→ **SUPPLIED ENTRIES**
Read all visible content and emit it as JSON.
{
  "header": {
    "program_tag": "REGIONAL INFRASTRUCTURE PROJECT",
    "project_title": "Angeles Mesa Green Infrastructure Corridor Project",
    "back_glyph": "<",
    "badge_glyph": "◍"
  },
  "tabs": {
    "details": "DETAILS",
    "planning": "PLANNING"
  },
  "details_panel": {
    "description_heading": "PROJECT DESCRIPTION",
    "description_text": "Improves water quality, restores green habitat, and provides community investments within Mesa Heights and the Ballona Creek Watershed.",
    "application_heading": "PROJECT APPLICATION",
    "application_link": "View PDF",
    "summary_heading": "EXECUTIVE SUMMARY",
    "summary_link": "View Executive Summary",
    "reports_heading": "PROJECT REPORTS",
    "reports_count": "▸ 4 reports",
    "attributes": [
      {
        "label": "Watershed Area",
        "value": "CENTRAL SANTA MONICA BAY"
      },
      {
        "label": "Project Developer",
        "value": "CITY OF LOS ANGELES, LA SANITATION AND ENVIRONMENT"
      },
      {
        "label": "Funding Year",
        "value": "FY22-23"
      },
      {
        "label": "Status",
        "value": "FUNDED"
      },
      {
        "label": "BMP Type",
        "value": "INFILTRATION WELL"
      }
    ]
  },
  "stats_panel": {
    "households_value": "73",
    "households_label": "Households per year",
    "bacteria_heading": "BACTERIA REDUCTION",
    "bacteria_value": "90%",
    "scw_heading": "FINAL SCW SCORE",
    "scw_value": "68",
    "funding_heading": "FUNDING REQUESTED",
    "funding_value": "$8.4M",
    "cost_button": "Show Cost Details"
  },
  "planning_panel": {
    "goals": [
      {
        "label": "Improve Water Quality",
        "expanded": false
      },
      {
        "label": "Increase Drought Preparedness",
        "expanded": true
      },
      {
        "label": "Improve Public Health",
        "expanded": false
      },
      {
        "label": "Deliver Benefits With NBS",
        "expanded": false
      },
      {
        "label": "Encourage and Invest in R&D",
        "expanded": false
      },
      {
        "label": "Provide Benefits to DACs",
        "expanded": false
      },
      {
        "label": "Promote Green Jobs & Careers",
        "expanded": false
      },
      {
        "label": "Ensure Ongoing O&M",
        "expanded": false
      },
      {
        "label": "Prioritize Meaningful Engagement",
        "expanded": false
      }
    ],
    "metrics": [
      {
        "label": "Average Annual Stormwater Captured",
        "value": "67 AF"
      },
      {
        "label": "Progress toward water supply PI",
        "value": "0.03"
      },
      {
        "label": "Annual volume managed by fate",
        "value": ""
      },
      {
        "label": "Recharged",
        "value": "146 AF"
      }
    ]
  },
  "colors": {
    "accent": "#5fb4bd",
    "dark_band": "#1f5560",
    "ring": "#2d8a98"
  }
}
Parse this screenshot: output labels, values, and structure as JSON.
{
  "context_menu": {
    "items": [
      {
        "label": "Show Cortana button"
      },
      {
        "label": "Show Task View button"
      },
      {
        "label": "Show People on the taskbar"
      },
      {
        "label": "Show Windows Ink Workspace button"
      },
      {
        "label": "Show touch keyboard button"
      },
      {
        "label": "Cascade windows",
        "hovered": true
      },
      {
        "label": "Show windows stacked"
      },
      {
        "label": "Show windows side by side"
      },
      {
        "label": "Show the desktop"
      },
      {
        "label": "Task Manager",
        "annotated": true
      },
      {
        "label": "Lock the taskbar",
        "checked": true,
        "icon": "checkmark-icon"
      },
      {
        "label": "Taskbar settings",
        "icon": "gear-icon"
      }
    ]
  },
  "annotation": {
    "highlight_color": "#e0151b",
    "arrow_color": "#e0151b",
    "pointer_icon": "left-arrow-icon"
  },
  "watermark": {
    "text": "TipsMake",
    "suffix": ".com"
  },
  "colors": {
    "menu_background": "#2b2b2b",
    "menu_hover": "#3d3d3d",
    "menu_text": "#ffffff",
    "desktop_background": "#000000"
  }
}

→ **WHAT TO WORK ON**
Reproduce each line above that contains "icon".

→ **TASK SOLUTION**
        "icon": "checkmark-icon"
        "icon": "gear-icon"
    "pointer_icon": "left-arrow-icon"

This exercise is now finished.